> _Website and app data records_
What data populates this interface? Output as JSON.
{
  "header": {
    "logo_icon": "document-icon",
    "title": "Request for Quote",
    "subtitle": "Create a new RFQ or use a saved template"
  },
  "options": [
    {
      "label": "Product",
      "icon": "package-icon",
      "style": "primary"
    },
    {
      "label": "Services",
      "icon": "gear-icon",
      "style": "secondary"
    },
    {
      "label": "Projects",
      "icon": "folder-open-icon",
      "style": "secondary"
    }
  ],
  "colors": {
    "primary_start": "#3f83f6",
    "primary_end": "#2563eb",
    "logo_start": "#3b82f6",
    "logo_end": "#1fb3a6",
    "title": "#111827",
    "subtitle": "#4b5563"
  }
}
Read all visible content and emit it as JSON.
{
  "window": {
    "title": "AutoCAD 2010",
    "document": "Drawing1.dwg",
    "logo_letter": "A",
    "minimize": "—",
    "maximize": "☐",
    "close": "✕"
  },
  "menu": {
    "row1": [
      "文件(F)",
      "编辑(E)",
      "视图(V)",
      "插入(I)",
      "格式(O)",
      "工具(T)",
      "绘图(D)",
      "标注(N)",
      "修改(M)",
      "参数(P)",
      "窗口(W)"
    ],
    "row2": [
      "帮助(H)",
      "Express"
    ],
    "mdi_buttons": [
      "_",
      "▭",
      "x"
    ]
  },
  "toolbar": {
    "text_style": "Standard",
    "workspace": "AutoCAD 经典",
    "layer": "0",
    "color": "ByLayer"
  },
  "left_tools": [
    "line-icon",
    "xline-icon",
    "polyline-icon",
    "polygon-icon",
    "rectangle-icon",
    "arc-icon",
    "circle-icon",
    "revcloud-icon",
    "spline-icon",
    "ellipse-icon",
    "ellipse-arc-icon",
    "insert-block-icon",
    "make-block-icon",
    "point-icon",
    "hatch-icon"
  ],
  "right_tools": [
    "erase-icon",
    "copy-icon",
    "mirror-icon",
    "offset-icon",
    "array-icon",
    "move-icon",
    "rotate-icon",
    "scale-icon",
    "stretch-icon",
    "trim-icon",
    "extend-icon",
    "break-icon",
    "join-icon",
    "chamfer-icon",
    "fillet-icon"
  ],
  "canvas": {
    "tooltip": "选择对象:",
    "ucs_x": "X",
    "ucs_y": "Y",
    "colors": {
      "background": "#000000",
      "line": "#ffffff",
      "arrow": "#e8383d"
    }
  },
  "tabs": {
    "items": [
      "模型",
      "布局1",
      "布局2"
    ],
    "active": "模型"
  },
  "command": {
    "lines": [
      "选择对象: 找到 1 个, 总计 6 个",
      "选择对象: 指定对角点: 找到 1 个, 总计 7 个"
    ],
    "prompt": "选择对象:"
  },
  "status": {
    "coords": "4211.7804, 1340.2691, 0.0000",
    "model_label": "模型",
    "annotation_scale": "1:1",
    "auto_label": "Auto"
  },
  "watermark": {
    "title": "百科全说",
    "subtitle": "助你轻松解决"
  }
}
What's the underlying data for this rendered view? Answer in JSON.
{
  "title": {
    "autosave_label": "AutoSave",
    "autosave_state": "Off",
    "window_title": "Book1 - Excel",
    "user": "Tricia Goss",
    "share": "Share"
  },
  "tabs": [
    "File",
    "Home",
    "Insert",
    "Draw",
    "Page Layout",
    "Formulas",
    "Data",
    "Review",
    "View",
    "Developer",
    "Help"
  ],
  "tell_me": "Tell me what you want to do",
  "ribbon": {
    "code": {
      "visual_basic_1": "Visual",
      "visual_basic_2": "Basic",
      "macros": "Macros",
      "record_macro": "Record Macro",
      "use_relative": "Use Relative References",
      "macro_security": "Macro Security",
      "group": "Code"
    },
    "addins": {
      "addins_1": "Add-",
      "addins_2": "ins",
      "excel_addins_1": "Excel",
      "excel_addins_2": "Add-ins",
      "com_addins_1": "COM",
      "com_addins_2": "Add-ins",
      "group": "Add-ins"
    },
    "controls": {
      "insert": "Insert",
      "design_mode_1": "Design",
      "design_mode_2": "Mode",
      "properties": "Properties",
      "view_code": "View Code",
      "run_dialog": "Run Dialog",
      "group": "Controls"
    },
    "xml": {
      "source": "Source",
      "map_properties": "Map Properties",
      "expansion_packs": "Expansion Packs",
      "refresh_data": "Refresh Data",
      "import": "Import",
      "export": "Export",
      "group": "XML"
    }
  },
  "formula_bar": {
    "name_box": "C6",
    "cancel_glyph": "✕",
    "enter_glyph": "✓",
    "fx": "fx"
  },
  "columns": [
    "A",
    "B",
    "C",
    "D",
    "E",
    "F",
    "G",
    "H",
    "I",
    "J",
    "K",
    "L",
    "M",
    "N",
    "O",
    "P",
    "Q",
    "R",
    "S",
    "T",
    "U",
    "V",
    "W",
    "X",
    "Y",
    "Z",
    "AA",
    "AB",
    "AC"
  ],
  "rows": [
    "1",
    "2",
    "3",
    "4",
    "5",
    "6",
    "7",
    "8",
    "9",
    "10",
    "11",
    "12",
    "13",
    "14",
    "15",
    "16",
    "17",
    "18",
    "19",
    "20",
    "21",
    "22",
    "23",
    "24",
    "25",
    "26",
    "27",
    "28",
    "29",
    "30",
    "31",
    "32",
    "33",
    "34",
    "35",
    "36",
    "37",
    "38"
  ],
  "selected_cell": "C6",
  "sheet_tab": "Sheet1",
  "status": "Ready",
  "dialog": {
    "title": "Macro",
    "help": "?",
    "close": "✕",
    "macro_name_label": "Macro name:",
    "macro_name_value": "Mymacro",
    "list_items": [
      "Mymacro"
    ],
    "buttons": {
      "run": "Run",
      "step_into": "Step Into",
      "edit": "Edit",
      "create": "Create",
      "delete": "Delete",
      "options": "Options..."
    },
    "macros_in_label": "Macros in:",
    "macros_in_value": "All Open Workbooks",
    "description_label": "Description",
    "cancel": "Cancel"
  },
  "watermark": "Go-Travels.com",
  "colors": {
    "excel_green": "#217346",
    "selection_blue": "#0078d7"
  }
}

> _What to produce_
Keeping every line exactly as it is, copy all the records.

> _Response below_
What data populates this interface? Output as JSON.
{
  "header": {
    "logo_icon": "document-icon",
    "title": "Request for Quote",
    "subtitle": "Create a new RFQ or use a saved template"
  },
  "options": [
    {
      "label": "Product",
      "icon": "package-icon",
      "style": "primary"
    },
    {
      "label": "Services",
      "icon": "gear-icon",
      "style": "secondary"
    },
    {
      "label": "Projects",
      "icon": "folder-open-icon",
      "style": "secondary"
    }
  ],
  "colors": {
    "primary_start": "#3f83f6",
    "primary_end": "#2563eb",
    "logo_start": "#3b82f6",
    "logo_end": "#1fb3a6",
    "title": "#111827",
    "subtitle": "#4b5563"
  }
}
Read all visible content and emit it as JSON.
{
  "window": {
    "title": "AutoCAD 2010",
    "document": "Drawing1.dwg",
    "logo_letter": "A",
    "minimize": "—",
    "maximize": "☐",
    "close": "✕"
  },
  "menu": {
    "row1": [
      "文件(F)",
      "编辑(E)",
      "视图(V)",
      "插入(I)",
      "格式(O)",
      "工具(T)",
      "绘图(D)",
      "标注(N)",
      "修改(M)",
      "参数(P)",
      "窗口(W)"
    ],
    "row2": [
      "帮助(H)",
      "Express"
    ],
    "mdi_buttons": [
      "_",
      "▭",
      "x"
    ]
  },
  "toolbar": {
    "text_style": "Standard",
    "workspace": "AutoCAD 经典",
    "layer": "0",
    "color": "ByLayer"
  },
  "left_tools": [
    "line-icon",
    "xline-icon",
    "polyline-icon",
    "polygon-icon",
    "rectangle-icon",
    "arc-icon",
    "circle-icon",
    "revcloud-icon",
    "spline-icon",
    "ellipse-icon",
    "ellipse-arc-icon",
    "insert-block-icon",
    "make-block-icon",
    "point-icon",
    "hatch-icon"
  ],
  "right_tools": [
    "erase-icon",
    "copy-icon",
    "mirror-icon",
    "offset-icon",
    "array-icon",
    "move-icon",
    "rotate-icon",
    "scale-icon",
    "stretch-icon",
    "trim-icon",
    "extend-icon",
    "break-icon",
    "join-icon",
    "chamfer-icon",
    "fillet-icon"
  ],
  "canvas": {
    "tooltip": "选择对象:",
    "ucs_x": "X",
    "ucs_y": "Y",
    "colors": {
      "background": "#000000",
      "line": "#ffffff",
      "arrow": "#e8383d"
    }
  },
  "tabs": {
    "items": [
      "模型",
      "布局1",
      "布局2"
    ],
    "active": "模型"
  },
  "command": {
    "lines": [
      "选择对象: 找到 1 个, 总计 6 个",
      "选择对象: 指定对角点: 找到 1 个, 总计 7 个"
    ],
    "prompt": "选择对象:"
  },
  "status": {
    "coords": "4211.7804, 1340.2691, 0.0000",
    "model_label": "模型",
    "annotation_scale": "1:1",
    "auto_label": "Auto"
  },
  "watermark": {
    "title": "百科全说",
    "subtitle": "助你轻松解决"
  }
}
What's the underlying data for this rendered view? Answer in JSON.
{
  "title": {
    "autosave_label": "AutoSave",
    "autosave_state": "Off",
    "window_title": "Book1 - Excel",
    "user": "Tricia Goss",
    "share": "Share"
  },
  "tabs": [
    "File",
    "Home",
    "Insert",
    "Draw",
    "Page Layout",
    "Formulas",
    "Data",
    "Review",
    "View",
    "Developer",
    "Help"
  ],
  "tell_me": "Tell me what you want to do",
  "ribbon": {
    "code": {
      "visual_basic_1": "Visual",
      "visual_basic_2": "Basic",
      "macros": "Macros",
      "record_macro": "Record Macro",
      "use_relative": "Use Relative References",
      "macro_security": "Macro Security",
      "group": "Code"
    },
    "addins": {
      "addins_1": "Add-",
      "addins_2": "ins",
      "excel_addins_1": "Excel",
      "excel_addins_2": "Add-ins",
      "com_addins_1": "COM",
      "com_addins_2": "Add-ins",
      "group": "Add-ins"
    },
    "controls": {
      "insert": "Insert",
      "design_mode_1": "Design",
      "design_mode_2": "Mode",
      "properties": "Properties",
      "view_code": "View Code",
      "run_dialog": "Run Dialog",
      "group": "Controls"
    },
    "xml": {
      "source": "Source",
      "map_properties": "Map Properties",
      "expansion_packs": "Expansion Packs",
      "refresh_data": "Refresh Data",
      "import": "Import",
      "export": "Export",
      "group": "XML"
    }
  },
  "formula_bar": {
    "name_box": "C6",
    "cancel_glyph": "✕",
    "enter_glyph": "✓",
    "fx": "fx"
  },
  "columns": [
    "A",
    "B",
    "C",
    "D",
    "E",
    "F",
    "G",
    "H",
    "I",
    "J",
    "K",
    "L",
    "M",
    "N",
    "O",
    "P",
    "Q",
    "R",
    "S",
    "T",
    "U",
    "V",
    "W",
    "X",
    "Y",
    "Z",
    "AA",
    "AB",
    "AC"
  ],
  "rows": [
    "1",
    "2",
    "3",
    "4",
    "5",
    "6",
    "7",
    "8",
    "9",
    "10",
    "11",
    "12",
    "13",
    "14",
    "15",
    "16",
    "17",
    "18",
    "19",
    "20",
    "21",
    "22",
    "23",
    "24",
    "25",
    "26",
    "27",
    "28",
    "29",
    "30",
    "31",
    "32",
    "33",
    "34",
    "35",
    "36",
    "37",
    "38"
  ],
  "selected_cell": "C6",
  "sheet_tab": "Sheet1",
  "status": "Ready",
  "dialog": {
    "title": "Macro",
    "help": "?",
    "close": "✕",
    "macro_name_label": "Macro name:",
    "macro_name_value": "Mymacro",
    "list_items": [
      "Mymacro"
    ],
    "buttons": {
      "run": "Run",
      "step_into": "Step Into",
      "edit": "Edit",
      "create": "Create",
      "delete": "Delete",
      "options": "Options..."
    },
    "macros_in_label": "Macros in:",
    "macros_in_value": "All Open Workbooks",
    "description_label": "Description",
    "cancel": "Cancel"
  },
  "watermark": "Go-Travels.com",
  "colors": {
    "excel_green": "#217346",
    "selection_blue": "#0078d7"
  }
}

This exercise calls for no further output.